**Listed records:**

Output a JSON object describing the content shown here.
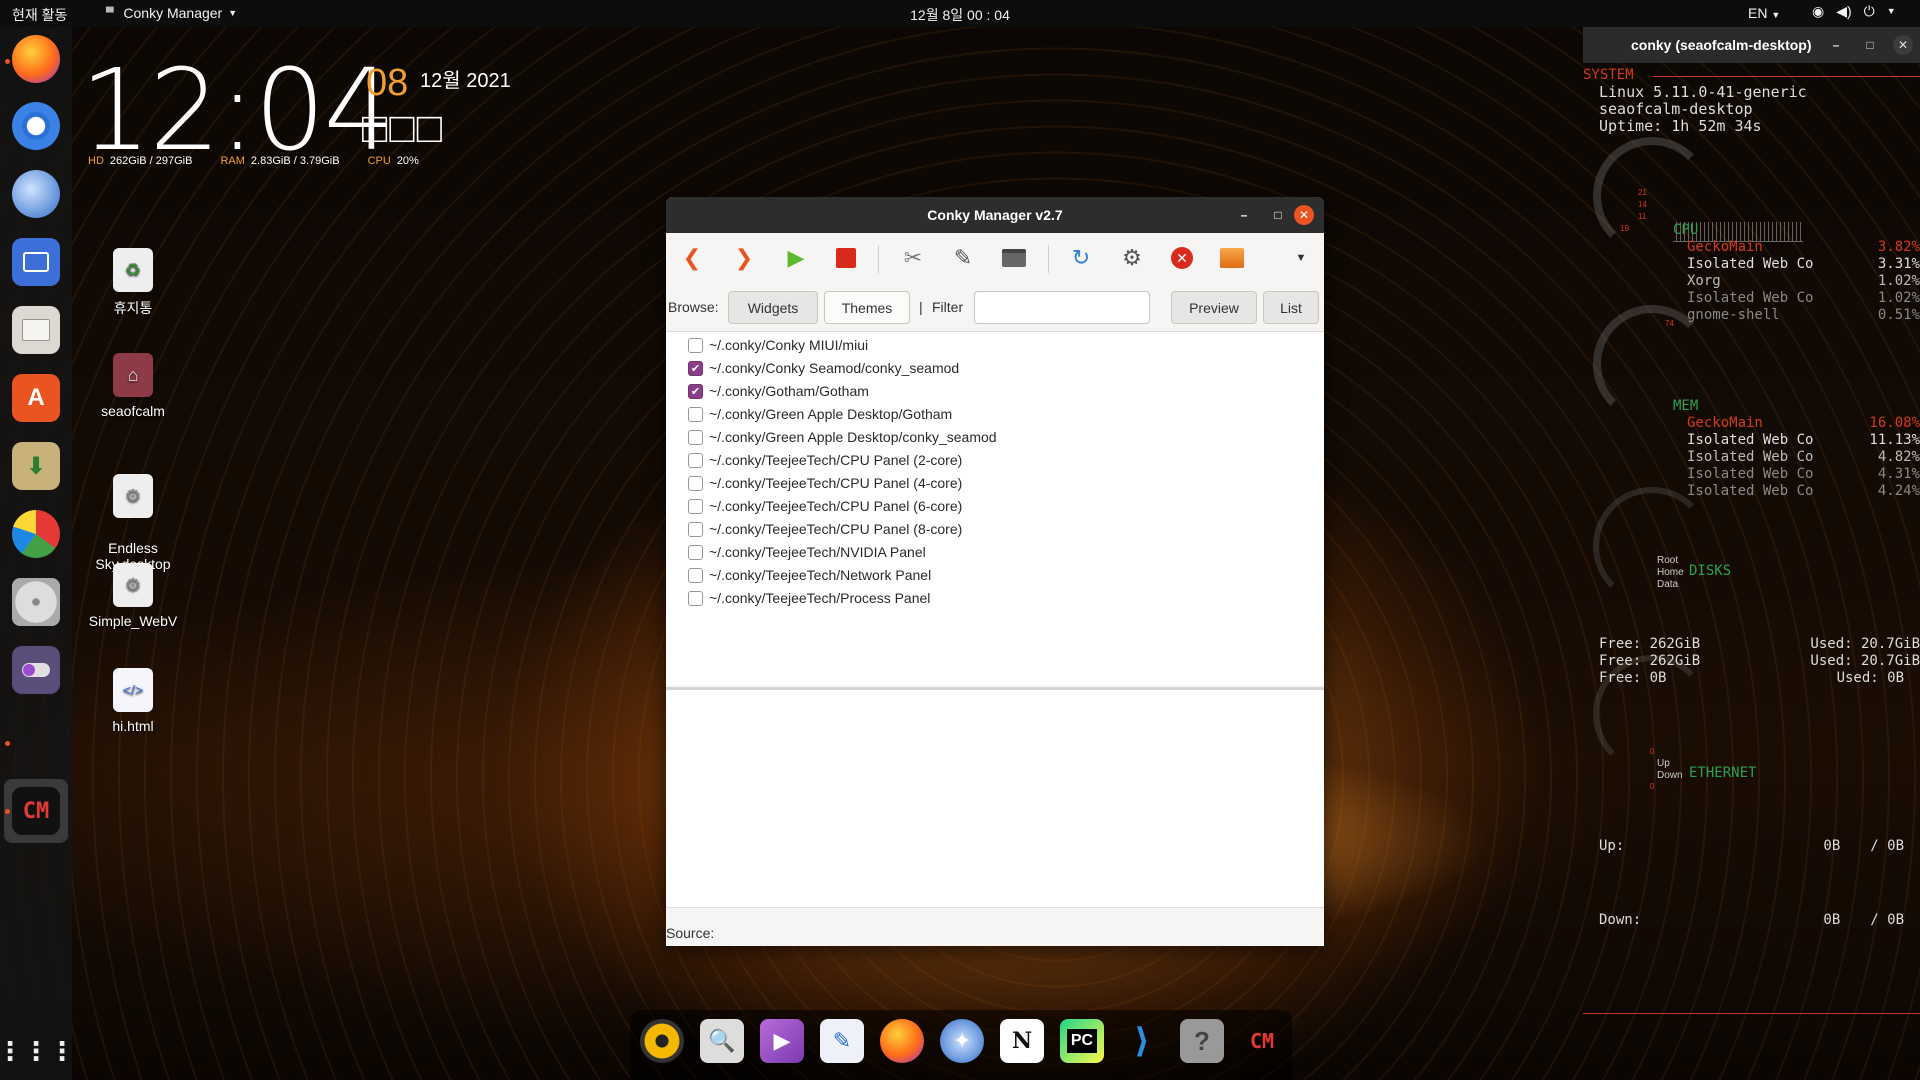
{
  "topbar": {
    "activities": "현재 활동",
    "app_name": "Conky Manager",
    "clock": "12월 8일  00 : 04",
    "lang": "EN",
    "icons": [
      "wifi-icon",
      "volume-icon",
      "power-icon",
      "chevron-down-icon"
    ]
  },
  "desktop": {
    "icons": [
      {
        "label": "휴지통",
        "icon": "trash-icon"
      },
      {
        "label": "seaofcalm",
        "icon": "home-folder-icon"
      },
      {
        "label": "Endless\nSky.desktop",
        "icon": "gear-icon"
      },
      {
        "label": "Simple_WebV",
        "icon": "gear-icon"
      },
      {
        "label": "hi.html",
        "icon": "html-file-icon"
      }
    ]
  },
  "clock_widget": {
    "time": "12:04",
    "seconds": "08",
    "date": "12월 2021",
    "weekday": "□□□",
    "hd_label": "HD",
    "hd_value": "262GiB / 297GiB",
    "ram_label": "RAM",
    "ram_value": "2.83GiB / 3.79GiB",
    "cpu_label": "CPU",
    "cpu_value": "20%"
  },
  "conky_window": {
    "title": "conky (seaofcalm-desktop)",
    "system_header": "SYSTEM",
    "kernel": "Linux 5.11.0-41-generic",
    "host": "seaofcalm-desktop",
    "uptime": "Uptime: 1h 52m 34s",
    "cpu_header": "CPU",
    "cpu_procs": [
      {
        "name": "GeckoMain",
        "value": "3.82%"
      },
      {
        "name": "Isolated Web Co",
        "value": "3.31%"
      },
      {
        "name": "Xorg",
        "value": "1.02%"
      },
      {
        "name": "Isolated Web Co",
        "value": "1.02%"
      },
      {
        "name": "gnome-shell",
        "value": "0.51%"
      }
    ],
    "mem_header": "MEM",
    "mem_procs": [
      {
        "name": "GeckoMain",
        "value": "16.08%"
      },
      {
        "name": "Isolated Web Co",
        "value": "11.13%"
      },
      {
        "name": "Isolated Web Co",
        "value": "4.82%"
      },
      {
        "name": "Isolated Web Co",
        "value": "4.31%"
      },
      {
        "name": "Isolated Web Co",
        "value": "4.24%"
      }
    ],
    "disks_header": "DISKS",
    "disk_labels": [
      "Root",
      "Home",
      "Data"
    ],
    "disks": [
      {
        "free": "Free: 262GiB",
        "used": "Used: 20.7GiB"
      },
      {
        "free": "Free: 262GiB",
        "used": "Used: 20.7GiB"
      },
      {
        "free": "Free: 0B",
        "used": "Used: 0B"
      }
    ],
    "ethernet_header": "ETHERNET",
    "net_labels": [
      "Up",
      "Down"
    ],
    "up_label": "Up:",
    "up_value": "0B",
    "up_total": "/ 0B",
    "down_label": "Down:",
    "down_value": "0B",
    "down_total": "/ 0B",
    "gauge_ticks": [
      "21",
      "14",
      "11",
      "19",
      "74",
      "0",
      "0"
    ]
  },
  "manager": {
    "title": "Conky Manager v2.7",
    "browse_label": "Browse:",
    "widgets_btn": "Widgets",
    "themes_btn": "Themes",
    "separator": "|",
    "filter_label": "Filter",
    "filter_value": "",
    "preview_btn": "Preview",
    "list_btn": "List",
    "source_label": "Source:",
    "items": [
      {
        "path": "~/.conky/Conky MIUI/miui",
        "checked": false
      },
      {
        "path": "~/.conky/Conky Seamod/conky_seamod",
        "checked": true
      },
      {
        "path": "~/.conky/Gotham/Gotham",
        "checked": true
      },
      {
        "path": "~/.conky/Green Apple Desktop/Gotham",
        "checked": false
      },
      {
        "path": "~/.conky/Green Apple Desktop/conky_seamod",
        "checked": false
      },
      {
        "path": "~/.conky/TeejeeTech/CPU Panel (2-core)",
        "checked": false
      },
      {
        "path": "~/.conky/TeejeeTech/CPU Panel (4-core)",
        "checked": false
      },
      {
        "path": "~/.conky/TeejeeTech/CPU Panel (6-core)",
        "checked": false
      },
      {
        "path": "~/.conky/TeejeeTech/CPU Panel (8-core)",
        "checked": false
      },
      {
        "path": "~/.conky/TeejeeTech/NVIDIA Panel",
        "checked": false
      },
      {
        "path": "~/.conky/TeejeeTech/Network Panel",
        "checked": false
      },
      {
        "path": "~/.conky/TeejeeTech/Process Panel",
        "checked": false
      }
    ]
  },
  "dock": {
    "apps": [
      "firefox-icon",
      "chromium-icon",
      "thunderbird-icon",
      "workspaces-icon",
      "files-icon",
      "software-center-icon",
      "archive-manager-icon",
      "disk-usage-icon",
      "disk-icon",
      "settings-toggle-icon",
      "conky-manager-icon"
    ],
    "show_apps_icon": "app-grid-icon"
  },
  "taskbar": {
    "apps": [
      "rhythmbox-icon",
      "image-viewer-icon",
      "video-player-icon",
      "text-editor-icon",
      "firefox-icon",
      "web-browser-icon",
      "notion-icon",
      "pycharm-icon",
      "vscode-icon",
      "help-icon",
      "conky-manager-icon"
    ],
    "notion_letter": "N",
    "pycharm_text": "PC",
    "help_text": "?",
    "cm_text": "CM"
  },
  "colors": {
    "accent": "#e95420",
    "checkbox": "#8a3e86",
    "conky_orange": "#f0a030",
    "conky_red": "#d33a1a",
    "conky_green": "#2da050"
  }
}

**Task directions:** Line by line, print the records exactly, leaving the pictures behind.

**Output for this task:**
Output a JSON object describing the content shown here.
{
  "topbar": {
    "activities": "현재 활동",
    "app_name": "Conky Manager",
    "clock": "12월 8일  00 : 04",
    "lang": "EN",
    "icons": [
      "wifi-icon",
      "volume-icon",
      "power-icon",
      "chevron-down-icon"
    ]
  },
  "desktop": {
    "icons": [
      {
        "label": "휴지통",
        "icon": "trash-icon"
      },
      {
        "label": "seaofcalm",
        "icon": "home-folder-icon"
      },
      {
        "label": "Endless\nSky.desktop",
        "icon": "gear-icon"
      },
      {
        "label": "Simple_WebV",
        "icon": "gear-icon"
      },
      {
        "label": "hi.html",
        "icon": "html-file-icon"
      }
    ]
  },
  "clock_widget": {
    "time": "12:04",
    "seconds": "08",
    "date": "12월 2021",
    "weekday": "□□□",
    "hd_label": "HD",
    "hd_value": "262GiB / 297GiB",
    "ram_label": "RAM",
    "ram_value": "2.83GiB / 3.79GiB",
    "cpu_label": "CPU",
    "cpu_value": "20%"
  },
  "conky_window": {
    "title": "conky (seaofcalm-desktop)",
    "system_header": "SYSTEM",
    "kernel": "Linux 5.11.0-41-generic",
    "host": "seaofcalm-desktop",
    "uptime": "Uptime: 1h 52m 34s",
    "cpu_header": "CPU",
    "cpu_procs": [
      {
        "name": "GeckoMain",
        "value": "3.82%"
      },
      {
        "name": "Isolated Web Co",
        "value": "3.31%"
      },
      {
        "name": "Xorg",
        "value": "1.02%"
      },
      {
        "name": "Isolated Web Co",
        "value": "1.02%"
      },
      {
        "name": "gnome-shell",
        "value": "0.51%"
      }
    ],
    "mem_header": "MEM",
    "mem_procs": [
      {
        "name": "GeckoMain",
        "value": "16.08%"
      },
      {
        "name": "Isolated Web Co",
        "value": "11.13%"
      },
      {
        "name": "Isolated Web Co",
        "value": "4.82%"
      },
      {
        "name": "Isolated Web Co",
        "value": "4.31%"
      },
      {
        "name": "Isolated Web Co",
        "value": "4.24%"
      }
    ],
    "disks_header": "DISKS",
    "disk_labels": [
      "Root",
      "Home",
      "Data"
    ],
    "disks": [
      {
        "free": "Free: 262GiB",
        "used": "Used: 20.7GiB"
      },
      {
        "free": "Free: 262GiB",
        "used": "Used: 20.7GiB"
      },
      {
        "free": "Free: 0B",
        "used": "Used: 0B"
      }
    ],
    "ethernet_header": "ETHERNET",
    "net_labels": [
      "Up",
      "Down"
    ],
    "up_label": "Up:",
    "up_value": "0B",
    "up_total": "/ 0B",
    "down_label": "Down:",
    "down_value": "0B",
    "down_total": "/ 0B",
    "gauge_ticks": [
      "21",
      "14",
      "11",
      "19",
      "74",
      "0",
      "0"
    ]
  },
  "manager": {
    "title": "Conky Manager v2.7",
    "browse_label": "Browse:",
    "widgets_btn": "Widgets",
    "themes_btn": "Themes",
    "separator": "|",
    "filter_label": "Filter",
    "filter_value": "",
    "preview_btn": "Preview",
    "list_btn": "List",
    "source_label": "Source:",
    "items": [
      {
        "path": "~/.conky/Conky MIUI/miui",
        "checked": false
      },
      {
        "path": "~/.conky/Conky Seamod/conky_seamod",
        "checked": true
      },
      {
        "path": "~/.conky/Gotham/Gotham",
        "checked": true
      },
      {
        "path": "~/.conky/Green Apple Desktop/Gotham",
        "checked": false
      },
      {
        "path": "~/.conky/Green Apple Desktop/conky_seamod",
        "checked": false
      },
      {
        "path": "~/.conky/TeejeeTech/CPU Panel (2-core)",
        "checked": false
      },
      {
        "path": "~/.conky/TeejeeTech/CPU Panel (4-core)",
        "checked": false
      },
      {
        "path": "~/.conky/TeejeeTech/CPU Panel (6-core)",
        "checked": false
      },
      {
        "path": "~/.conky/TeejeeTech/CPU Panel (8-core)",
        "checked": false
      },
      {
        "path": "~/.conky/TeejeeTech/NVIDIA Panel",
        "checked": false
      },
      {
        "path": "~/.conky/TeejeeTech/Network Panel",
        "checked": false
      },
      {
        "path": "~/.conky/TeejeeTech/Process Panel",
        "checked": false
      }
    ]
  },
  "dock": {
    "apps": [
      "firefox-icon",
      "chromium-icon",
      "thunderbird-icon",
      "workspaces-icon",
      "files-icon",
      "software-center-icon",
      "archive-manager-icon",
      "disk-usage-icon",
      "disk-icon",
      "settings-toggle-icon",
      "conky-manager-icon"
    ],
    "show_apps_icon": "app-grid-icon"
  },
  "taskbar": {
    "apps": [
      "rhythmbox-icon",
      "image-viewer-icon",
      "video-player-icon",
      "text-editor-icon",
      "firefox-icon",
      "web-browser-icon",
      "notion-icon",
      "pycharm-icon",
      "vscode-icon",
      "help-icon",
      "conky-manager-icon"
    ],
    "notion_letter": "N",
    "pycharm_text": "PC",
    "help_text": "?",
    "cm_text": "CM"
  },
  "colors": {
    "accent": "#e95420",
    "checkbox": "#8a3e86",
    "conky_orange": "#f0a030",
    "conky_red": "#d33a1a",
    "conky_green": "#2da050"
  }
}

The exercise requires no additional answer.